AIM OF THE EXERCISE: In the material below, count the lines with the word "caption" and state that number only.

[Start of Attachment]

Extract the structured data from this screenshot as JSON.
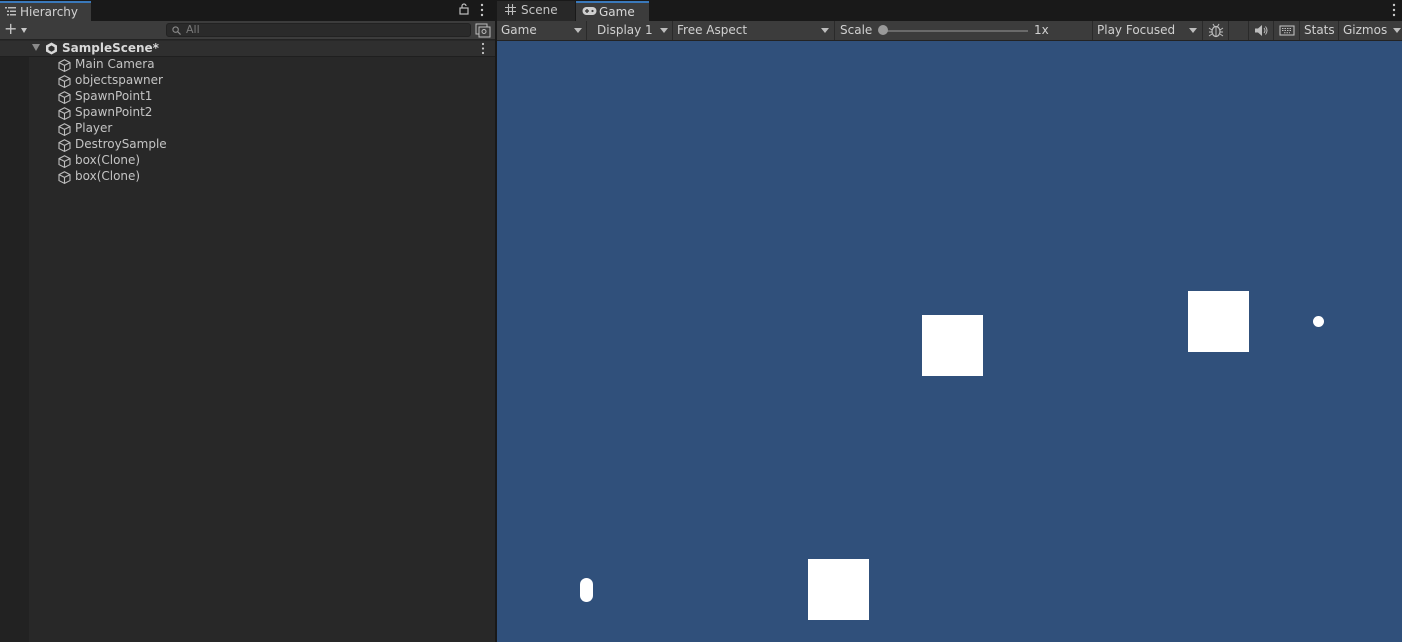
{
  "hierarchy": {
    "tab_label": "Hierarchy",
    "search_placeholder": "All",
    "add_label": "+",
    "scene": {
      "name": "SampleScene*"
    },
    "items": [
      {
        "label": "Main Camera"
      },
      {
        "label": "objectspawner"
      },
      {
        "label": "SpawnPoint1"
      },
      {
        "label": "SpawnPoint2"
      },
      {
        "label": "Player"
      },
      {
        "label": "DestroySample"
      },
      {
        "label": "box(Clone)"
      },
      {
        "label": "box(Clone)"
      }
    ]
  },
  "game": {
    "tabs": [
      {
        "label": "Scene",
        "icon": "grid-icon",
        "active": false
      },
      {
        "label": "Game",
        "icon": "gamepad-icon",
        "active": true
      }
    ],
    "toolbar": {
      "view_select": "Game",
      "display_select": "Display 1",
      "aspect_select": "Free Aspect",
      "scale_label": "Scale",
      "scale_value": "1x",
      "play_mode_select": "Play Focused",
      "stats_label": "Stats",
      "gizmos_label": "Gizmos"
    },
    "background_color": "#30507b",
    "scene_objects": [
      {
        "name": "box",
        "shape": "square"
      },
      {
        "name": "box",
        "shape": "square"
      },
      {
        "name": "box",
        "shape": "square"
      },
      {
        "name": "bullet",
        "shape": "circle"
      },
      {
        "name": "player",
        "shape": "capsule"
      }
    ]
  },
  "colors": {
    "accent": "#3a79bb",
    "panel": "#282828",
    "toolbar": "#3c3c3c"
  }
}
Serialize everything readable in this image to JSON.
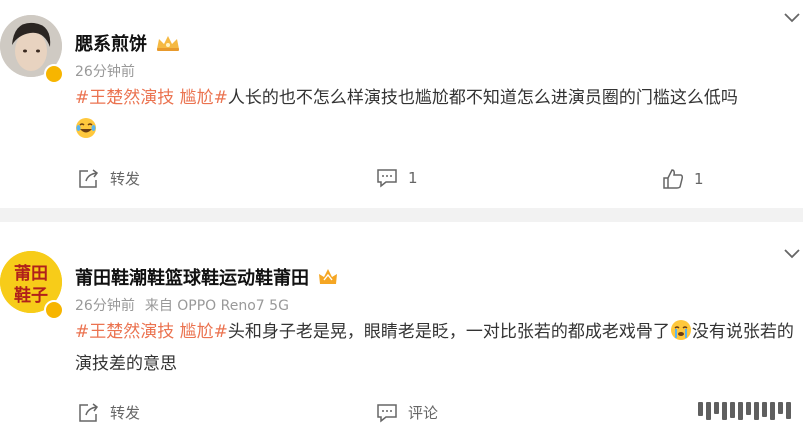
{
  "posts": [
    {
      "username": "腮系煎饼",
      "time": "26分钟前",
      "source": "",
      "tag1": "#王楚然演技 尴尬#",
      "text_part1": "人长的也不怎么样演技也尴尬都不知道怎么进演员圈的门槛这么低吗",
      "text_part2": "",
      "share_label": "转发",
      "comment_count": "1",
      "like_count": "1"
    },
    {
      "avatar_text_line1": "莆田",
      "avatar_text_line2": "鞋子",
      "username": "莆田鞋潮鞋篮球鞋运动鞋莆田",
      "time": "26分钟前",
      "source": "来自 OPPO Reno7 5G",
      "tag1": "#王楚然演技 尴尬#",
      "text_part1": "头和身子老是晃，眼睛老是眨，一对比张若的都成老戏骨了",
      "text_part2": "没有说张若的演技差的意思",
      "share_label": "转发",
      "comment_label": "评论"
    }
  ],
  "colors": {
    "accent": "#eb7350",
    "meta": "#999999",
    "divider": "#f2f2f2",
    "avatar2_bg": "#f7cc19"
  },
  "icons": [
    "share-icon",
    "comment-icon",
    "like-icon",
    "chevron-down-icon",
    "vip-crown-icon",
    "laugh-cry-emoji",
    "cry-emoji"
  ]
}
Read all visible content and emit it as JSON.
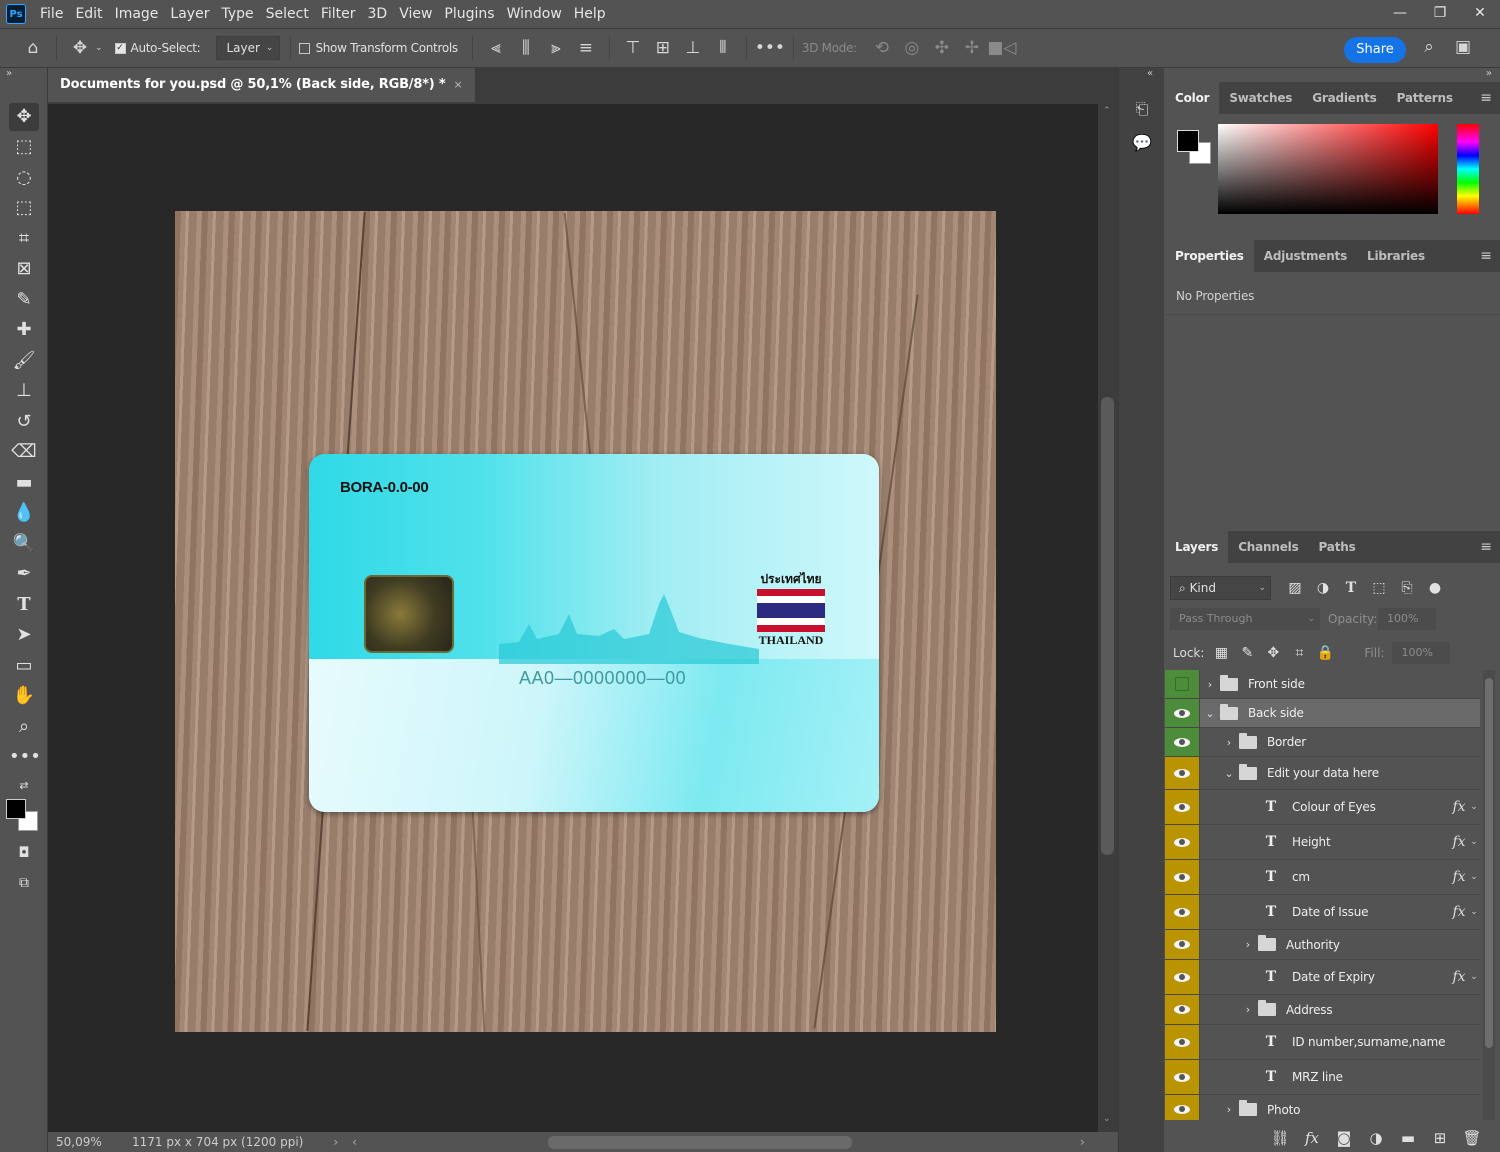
{
  "menubar": {
    "logo": "Ps",
    "items": [
      "File",
      "Edit",
      "Image",
      "Layer",
      "Type",
      "Select",
      "Filter",
      "3D",
      "View",
      "Plugins",
      "Window",
      "Help"
    ]
  },
  "options": {
    "auto_select_label": "Auto-Select:",
    "auto_select_checked": true,
    "target_value": "Layer",
    "transform_label": "Show Transform Controls",
    "mode_label": "3D Mode:",
    "share_label": "Share"
  },
  "document": {
    "tab_title": "Documents for you.psd @ 50,1% (Back side, RGB/8*) *",
    "close_glyph": "×",
    "zoom": "50,09%",
    "dimensions": "1171 px x 704 px (1200 ppi)"
  },
  "card": {
    "code": "BORA-0.0-00",
    "country_thai": "ประเทศไทย",
    "country": "THAILAND",
    "number": "AA0—0000000—00"
  },
  "color_panel": {
    "tabs": [
      "Color",
      "Swatches",
      "Gradients",
      "Patterns"
    ],
    "foreground": "#000000",
    "background": "#ffffff"
  },
  "properties_panel": {
    "tabs": [
      "Properties",
      "Adjustments",
      "Libraries"
    ],
    "empty_text": "No Properties"
  },
  "layers_panel": {
    "tabs": [
      "Layers",
      "Channels",
      "Paths"
    ],
    "kind_label": "Kind",
    "blend_mode": "Pass Through",
    "opacity_label": "Opacity:",
    "opacity_value": "100%",
    "lock_label": "Lock:",
    "fill_label": "Fill:",
    "fill_value": "100%",
    "layers": [
      {
        "name": "Front side",
        "type": "group",
        "visible": false,
        "color": "#4c8c3b",
        "expanded": false
      },
      {
        "name": "Back side",
        "type": "group",
        "visible": true,
        "color": "#4c8c3b",
        "expanded": true,
        "selected": true
      },
      {
        "name": "Border",
        "type": "group",
        "visible": true,
        "color": "#4c8c3b",
        "expanded": false
      },
      {
        "name": "Edit your data here",
        "type": "group",
        "visible": true,
        "color": "#b99400",
        "expanded": true
      },
      {
        "name": "Colour of Eyes",
        "type": "text",
        "visible": true,
        "color": "#b99400",
        "fx": true
      },
      {
        "name": "Height",
        "type": "text",
        "visible": true,
        "color": "#b99400",
        "fx": true
      },
      {
        "name": "cm",
        "type": "text",
        "visible": true,
        "color": "#b99400",
        "fx": true
      },
      {
        "name": "Date of Issue",
        "type": "text",
        "visible": true,
        "color": "#b99400",
        "fx": true
      },
      {
        "name": "Authority",
        "type": "group",
        "visible": true,
        "color": "#b99400",
        "expanded": false
      },
      {
        "name": "Date of Expiry",
        "type": "text",
        "visible": true,
        "color": "#b99400",
        "fx": true
      },
      {
        "name": "Address",
        "type": "group",
        "visible": true,
        "color": "#b99400",
        "expanded": false
      },
      {
        "name": "ID number,surname,name",
        "type": "text",
        "visible": true,
        "color": "#b99400",
        "fx": false
      },
      {
        "name": "MRZ line",
        "type": "text",
        "visible": true,
        "color": "#b99400",
        "fx": false
      },
      {
        "name": "Photo",
        "type": "group",
        "visible": true,
        "color": "#b99400",
        "expanded": false
      }
    ]
  }
}
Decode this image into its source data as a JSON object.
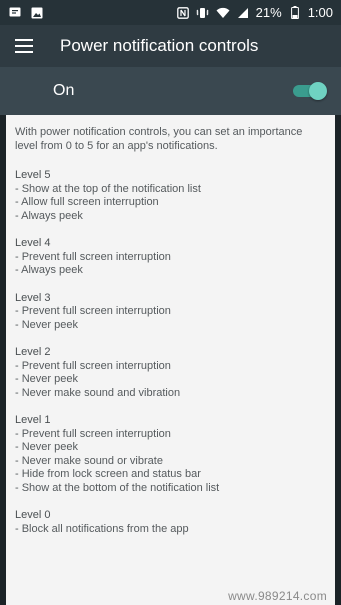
{
  "status_bar": {
    "left_icons": [
      "message-icon",
      "image-icon"
    ],
    "right_icons": [
      "nfc-icon",
      "vibrate-icon",
      "wifi-icon",
      "signal-icon",
      "battery-icon"
    ],
    "battery": "21%",
    "time": "1:00"
  },
  "app_bar": {
    "title": "Power notification controls",
    "menu_icon": "hamburger-menu-icon"
  },
  "master_switch": {
    "label": "On",
    "state": "on",
    "accent_color": "#6fd2c2"
  },
  "content": {
    "intro": "With power notification controls, you can set an importance level from 0 to 5 for an app's notifications.",
    "levels": [
      {
        "title": "Level 5",
        "items": [
          "- Show at the top of the notification list",
          "- Allow full screen interruption",
          "- Always peek"
        ]
      },
      {
        "title": "Level 4",
        "items": [
          "- Prevent full screen interruption",
          "- Always peek"
        ]
      },
      {
        "title": "Level 3",
        "items": [
          "- Prevent full screen interruption",
          "- Never peek"
        ]
      },
      {
        "title": "Level 2",
        "items": [
          "- Prevent full screen interruption",
          "- Never peek",
          "- Never make sound and vibration"
        ]
      },
      {
        "title": "Level 1",
        "items": [
          "- Prevent full screen interruption",
          "- Never peek",
          "- Never make sound or vibrate",
          "- Hide from lock screen and status bar",
          "- Show at the bottom of the notification list"
        ]
      },
      {
        "title": "Level 0",
        "items": [
          "- Block all notifications from the app"
        ]
      }
    ]
  },
  "watermark": "www.989214.com"
}
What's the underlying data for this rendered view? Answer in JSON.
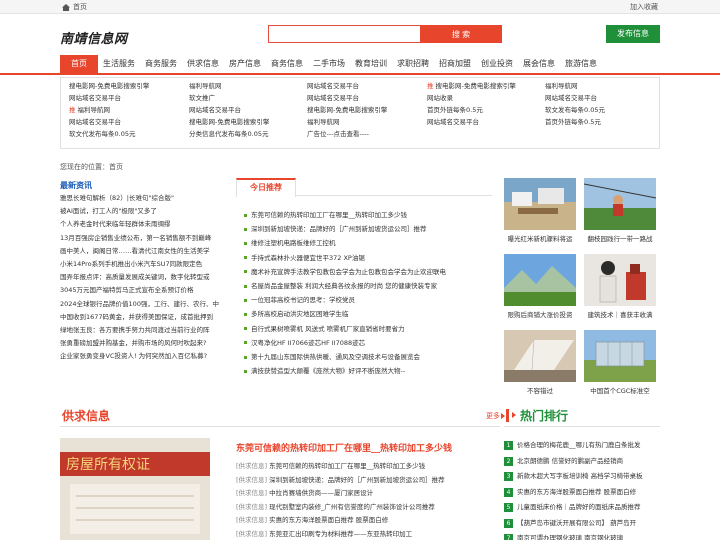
{
  "topbar": {
    "home": "首页",
    "favorite": "加入收藏"
  },
  "header": {
    "logo": "南靖信息网",
    "search_placeholder": "",
    "search_button": "搜 索",
    "publish_button": "发布信息"
  },
  "nav": [
    "首页",
    "生活服务",
    "商务服务",
    "供求信息",
    "房产信息",
    "商务信息",
    "二手市场",
    "教育培训",
    "求职招聘",
    "招商加盟",
    "创业投资",
    "展会信息",
    "旅游信息"
  ],
  "links": [
    {
      "text": "搜电影网-免费电影搜索引擎"
    },
    {
      "text": "福利导航网"
    },
    {
      "text": "网站域名交易平台"
    },
    {
      "tag": "推",
      "text": "搜电影网-免费电影搜索引擎"
    },
    {
      "text": "福利导航网"
    },
    {
      "text": "网站域名交易平台"
    },
    {
      "text": "软文推广"
    },
    {
      "text": "网站域名交易平台"
    },
    {
      "text": "网站收录"
    },
    {
      "text": "网站域名交易平台"
    },
    {
      "tag": "推",
      "text": "福利导航网"
    },
    {
      "text": "网站域名交易平台"
    },
    {
      "text": "搜电影网-免费电影搜索引擎"
    },
    {
      "text": "首页外链每条0.5元"
    },
    {
      "text": "软文发布每条0.05元"
    },
    {
      "text": "网站域名交易平台"
    },
    {
      "text": "搜电影网-免费电影搜索引擎"
    },
    {
      "text": "福利导航网"
    },
    {
      "text": "网站域名交易平台"
    },
    {
      "text": "首页外链每条0.5元"
    },
    {
      "text": "软文代发布每条0.05元"
    },
    {
      "text": "分类信息代发布每条0.05元"
    },
    {
      "text": "广告位---点击查看----",
      "gray": true
    }
  ],
  "breadcrumb": "您现在的位置：首页",
  "latest": {
    "title": "最新资讯",
    "items": [
      "雅思长难句解析（82）|长难句\"综合版\"",
      "被AI面试，打工人的\"极限\"又多了",
      "个人养老金时代来临年轻群体未雨绸缪",
      "13月百强房企销售业绩公布，第一名销售额不到巅峰",
      "画中美人，闽阁日常……看清代江南女性的生活美学",
      "小米14Pro系列手机推出小米汽车SU7同款限定色",
      "国弄年报点评：高质量发展成关键词，数字化转型或",
      "3045万元国产福特剪马正式宣布全系预订价格",
      "2024全球银行品牌价值100强，工行、建行、农行、中",
      "中国收到1677码黄金，并获得美国保证，成首批押到",
      "绿地张玉良：各方要携手努力共同渡过当前行业的阵",
      "张勇重磅加盟并购基金，并购市场的风何时吹起来?",
      "企业家张勇变身VC投资人! 为何突然加入百亿私募?"
    ]
  },
  "today": {
    "tab": "今日推荐",
    "items": [
      "东莞可信赖的热转印加工厂在哪里__热转印加工多少钱",
      "深圳到新加坡快递：品牌好的［广州到新加坡货运公司］推荐",
      "维修注塑机电路板维修工控机",
      "手持式森林扑火器便宜世平372 XP油锯",
      "魔术补充宣牌手法教学包教包会学会为止包教包会学会为止欢迎联电",
      "名屋尚品金屋整装 利润大经典各纹永报的时尚 您的健康快装专家",
      "一位冠菲高校书记的思考：学校党员",
      "多所高校启动洪灾地区困难学生临",
      "自行式果树喷雾机 风送式 喷雾机厂家直销省时要省力",
      "汉粤净化HF II7066迹芯HF II7088迹芯",
      "第十九届山东国际供热供暖、通风及空调技术与设备展览会",
      "满技获赞造型大颠覆《庞然大物》好评不断庞然大物--"
    ]
  },
  "gallery": [
    {
      "caption": "曝光红米新机骤料将运"
    },
    {
      "caption": "翻枝园践行一带一路战"
    },
    {
      "caption": "限购后商铺大涨价投资"
    },
    {
      "caption": "建筑技术｜喜获丰收满"
    },
    {
      "caption": "不容错过"
    },
    {
      "caption": "中国首个CGC标准空"
    }
  ],
  "supply": {
    "title": "供求信息",
    "more": "更多",
    "featured": "东莞可信赖的热转印加工厂在哪里__热转印加工多少钱",
    "items": [
      {
        "cat": "[供求信息]",
        "text": "东莞可信赖的热转印加工厂在哪里__热转印加工多少钱"
      },
      {
        "cat": "[供求信息]",
        "text": "深圳到新加坡快递：品牌好的［广州到新加坡货运公司］推荐"
      },
      {
        "cat": "[供求信息]",
        "text": "中拉肖赛墙供货商——厦门家居设计"
      },
      {
        "cat": "[供求信息]",
        "text": "现代别墅室内装修_广州有信誉度的广州装饰设计公司推荐"
      },
      {
        "cat": "[供求信息]",
        "text": "实惠的东方海洋股票面白推荐  股票面白修"
      },
      {
        "cat": "[供求信息]",
        "text": "东莞亚汇出印刷专为材料推荐——东亚热转印加工"
      }
    ]
  },
  "hot": {
    "title": "热门排行",
    "items": [
      "价格合理的梅花鹿__哪儿有热门鹿白条批发",
      "北京朗德鹏  信誉好的鹏副产品经销商",
      "新款木超大写字板培训椅 高档学习椅带桌板",
      "实惠的东方海洋股票面白推荐  股票面白修",
      "儿童面纸床价格｜品牌好的面纸床品质推荐",
      "【葫芦岛市键沃开展有限公司】  葫芦岛开",
      "南京可谓办理钢化玻璃  南京钢化玻璃"
    ]
  }
}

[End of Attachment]

ANSWER BOX: 6